However, if you're just, say, installing WordPress (or some similar product), creating a theme and writing content, then you're not creating a piece of software, so there's nothing to apply a software license to (regardless of open source or not). Similarly, if you're writing a good old-fashioned website in plain HTML and CSS, with nothing dynamic/interactive in it, then again there's no software there to license.

If you wish to release the theme/layout of your website under an open license, software licenses aren't really the right tool for the job (they have been used for this, but it creates some complications). Normally, you'd use a Creative Commons license, or something similar, if you wanted to do that. These (non-software) licenses can also be used for the content, but it's up to you to choose how much of your work to release under a particular license. If you wish to only release the theme/layout, and not the content, you can easily state something like "Theme released under CC-BY-SA, content © All Rights Reserved".
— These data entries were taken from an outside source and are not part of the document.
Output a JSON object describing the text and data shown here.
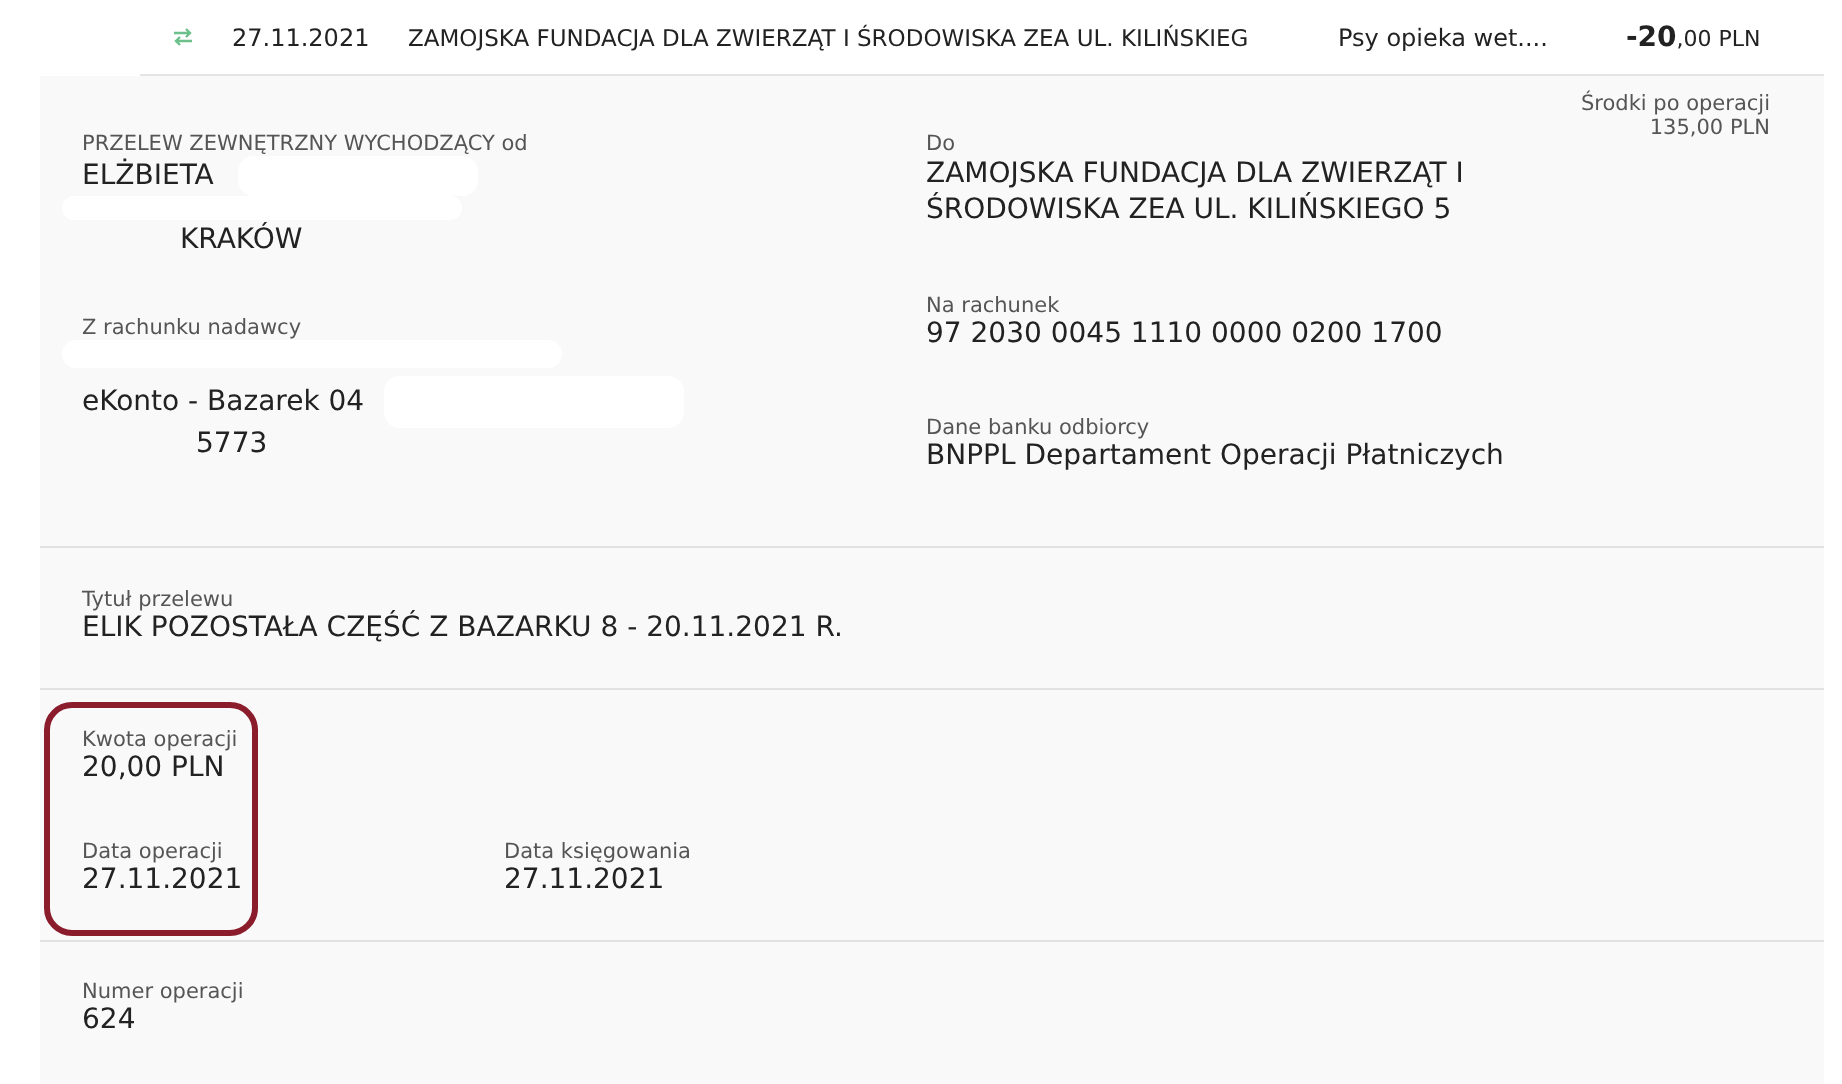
{
  "transaction": {
    "date": "27.11.2021",
    "counterparty": "ZAMOJSKA FUNDACJA DLA ZWIERZĄT I ŚRODOWISKA ZEA UL. KILIŃSKIEG",
    "category": "Psy opieka wet....",
    "amount_main": "-20",
    "amount_rest": ",00 PLN"
  },
  "details": {
    "sender_label": "PRZELEW ZEWNĘTRZNY WYCHODZĄCY od",
    "sender_name": "ELŻBIETA",
    "sender_city": "KRAKÓW",
    "account_label": "Z rachunku nadawcy",
    "account_name": "eKonto - Bazarek 04",
    "account_number": "5773",
    "recipient_label": "Do",
    "recipient_name": "ZAMOJSKA FUNDACJA DLA ZWIERZĄT I ŚRODOWISKA ZEA UL. KILIŃSKIEGO 5",
    "recipient_account_label": "Na rachunek",
    "recipient_account": "97 2030 0045 1110 0000 0200 1700",
    "bank_label": "Dane banku odbiorcy",
    "bank_name": "BNPPL Departament Operacji Płatniczych",
    "balance_label": "Środki po operacji",
    "balance_value": "135,00 PLN"
  },
  "title": {
    "label": "Tytuł przelewu",
    "value": "ELIK POZOSTAŁA CZĘŚĆ Z BAZARKU 8 - 20.11.2021 R."
  },
  "amounts": {
    "highlighted": true,
    "amount_label": "Kwota operacji",
    "amount_value": "20,00 PLN",
    "date_label": "Data operacji",
    "date_value": "27.11.2021",
    "booking_label": "Data księgowania",
    "booking_value": "27.11.2021"
  },
  "operation": {
    "label": "Numer operacji",
    "value": "624"
  }
}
If you're creating a piece of software and a theme and the content, you could state "Powered by SoftwareProductName released under AGPL. Theme released under CC-BY-SA. Content © All Rights Reserved." (Or whatever licenses you wish to use.) Of course, you'd need to read up the specifics on the correct way to use each license you choose.

Because if I go open source for my website can someone just host a duplicate and try to do a phishing operation where I can't do anything to stop them except for DMCA for images, but what about page content such as text?

This was answered in a comment.

Using a software license won't do anything to stop phishing operations. Software licenses are legal tools, not technical ones; they don't prevent anyone doing anything, they just give you the right to bring certain legal actions against someone who goes against your license. Phishers will do what they do, license or no license.

So, go ahead and choose the license(s) you think work best for you, but don't base that choice on what you think phishers and other cybercriminals will do.

1
  • Thanks for the detailed answer. To be more clear, I published the source files, eg .html with an MPL license header. But now I realized I have textual page body content within these html files thus Im wondering if I have inadvertently also released the content itself as being free to use, which in my opinion it probably shouldn't and wouldn't be of use to anyone unless they want a clone of my site which would not be good from a business standpoint, and perhaps give a green card of "I had permission to use this" for abusers. Dec 13, 2023 at 0:08
-8

Open Source, as such, means nothing more, and nothing less, than that the source of a digital artifact is open for people to inspect. Any HTML page is open source to every single visitor, as the original HTML is sent to the visitor, for their browser to parse.

Open Source licenses are often (not always, but most times) Open Source and Free software licenses: people are allowed to use the software freely, without restrictions, and often (but not always) for free, as in gratis, as in for no money at all.

A license will do two things:

  1. protect the users of your software, because you have granted them rights (especially important if you want professionals/businesses to use your software, as they need reassurances)
  2. protect you if you are willing and able to sue people who violate the license

You may want to visit Choose A License which aims to help people explore licenses and decide on the right one for them. Mostly focused on software licenses, they also provide help with licenses for content or imagery.

2
  • 11
    Some do use the term open source in that way, but on this site we use the OSI's definition of open source, which differs from what you describe above. For clarity here, a better term for what you've described would be source-available. (This is one of a number of reasons why I myself prefer the term free software.)
    – MadHatter
    Nov 13, 2023 at 15:13
  • 8
    You're using some very unusual definitions here. What you describe would normally be called "source available" rather than open source Nov 13, 2023 at 17:57

Your Answer

By clicking “Post Your Answer”, you agree to our terms of service and acknowledge you have read our privacy policy.

Not the answer you're looking for? Browse other questions tagged or ask your own question.